Exercise instructions: Please copy every record below exactly, but leave the pictures out.

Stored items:
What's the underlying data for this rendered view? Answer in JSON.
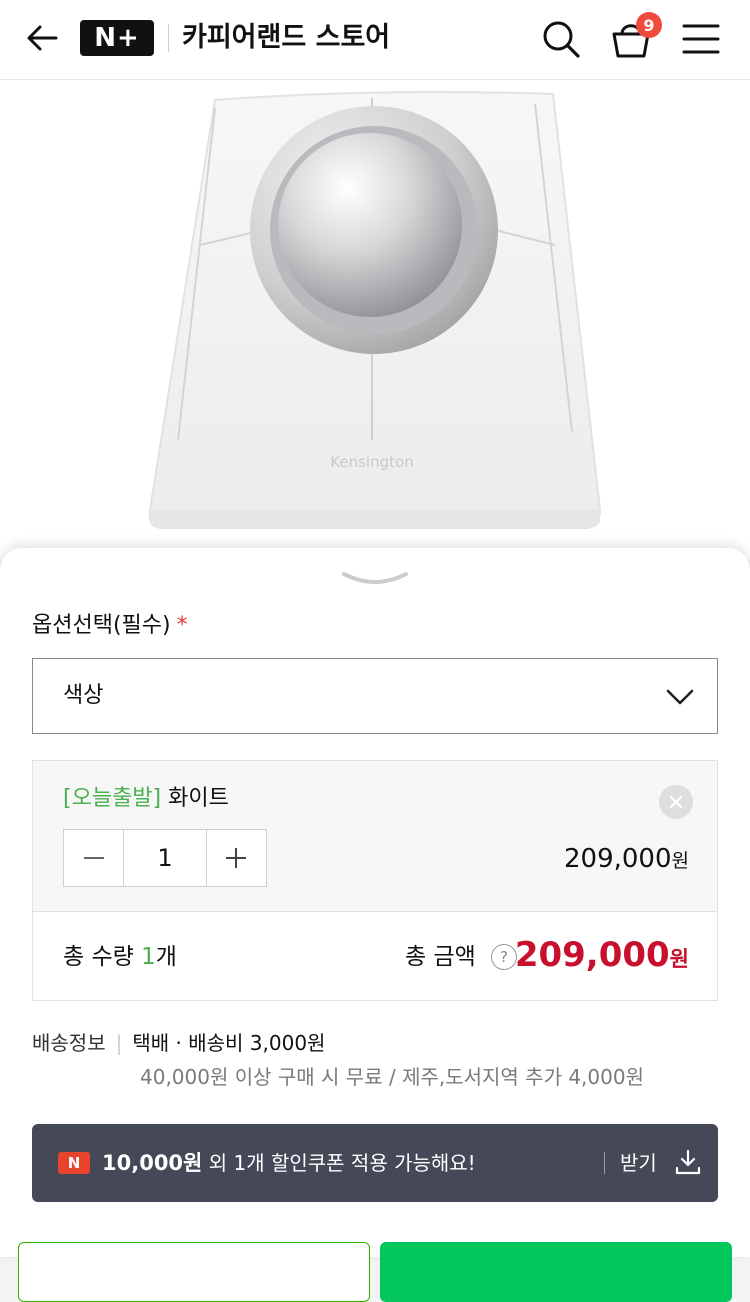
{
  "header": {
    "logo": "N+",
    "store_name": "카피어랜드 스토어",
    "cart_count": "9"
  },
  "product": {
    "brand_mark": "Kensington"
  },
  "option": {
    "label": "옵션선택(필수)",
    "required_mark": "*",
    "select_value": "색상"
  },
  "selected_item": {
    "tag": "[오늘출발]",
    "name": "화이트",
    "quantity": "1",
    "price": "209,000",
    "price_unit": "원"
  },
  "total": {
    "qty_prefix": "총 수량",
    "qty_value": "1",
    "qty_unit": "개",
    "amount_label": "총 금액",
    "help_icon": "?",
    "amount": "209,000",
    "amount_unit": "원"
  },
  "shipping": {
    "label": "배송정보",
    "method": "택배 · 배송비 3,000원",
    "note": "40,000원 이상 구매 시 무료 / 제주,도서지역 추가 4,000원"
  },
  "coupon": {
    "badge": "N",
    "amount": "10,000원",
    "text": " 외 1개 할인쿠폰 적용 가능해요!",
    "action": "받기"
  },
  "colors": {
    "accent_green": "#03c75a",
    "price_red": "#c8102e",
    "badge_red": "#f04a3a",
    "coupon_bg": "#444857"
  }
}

Response for this exercise:
What's the underlying data for this rendered view? Answer in JSON.
{
  "header": {
    "logo": "N+",
    "store_name": "카피어랜드 스토어",
    "cart_count": "9"
  },
  "product": {
    "brand_mark": "Kensington"
  },
  "option": {
    "label": "옵션선택(필수)",
    "required_mark": "*",
    "select_value": "색상"
  },
  "selected_item": {
    "tag": "[오늘출발]",
    "name": "화이트",
    "quantity": "1",
    "price": "209,000",
    "price_unit": "원"
  },
  "total": {
    "qty_prefix": "총 수량",
    "qty_value": "1",
    "qty_unit": "개",
    "amount_label": "총 금액",
    "help_icon": "?",
    "amount": "209,000",
    "amount_unit": "원"
  },
  "shipping": {
    "label": "배송정보",
    "method": "택배 · 배송비 3,000원",
    "note": "40,000원 이상 구매 시 무료 / 제주,도서지역 추가 4,000원"
  },
  "coupon": {
    "badge": "N",
    "amount": "10,000원",
    "text": " 외 1개 할인쿠폰 적용 가능해요!",
    "action": "받기"
  },
  "colors": {
    "accent_green": "#03c75a",
    "price_red": "#c8102e",
    "badge_red": "#f04a3a",
    "coupon_bg": "#444857"
  }
}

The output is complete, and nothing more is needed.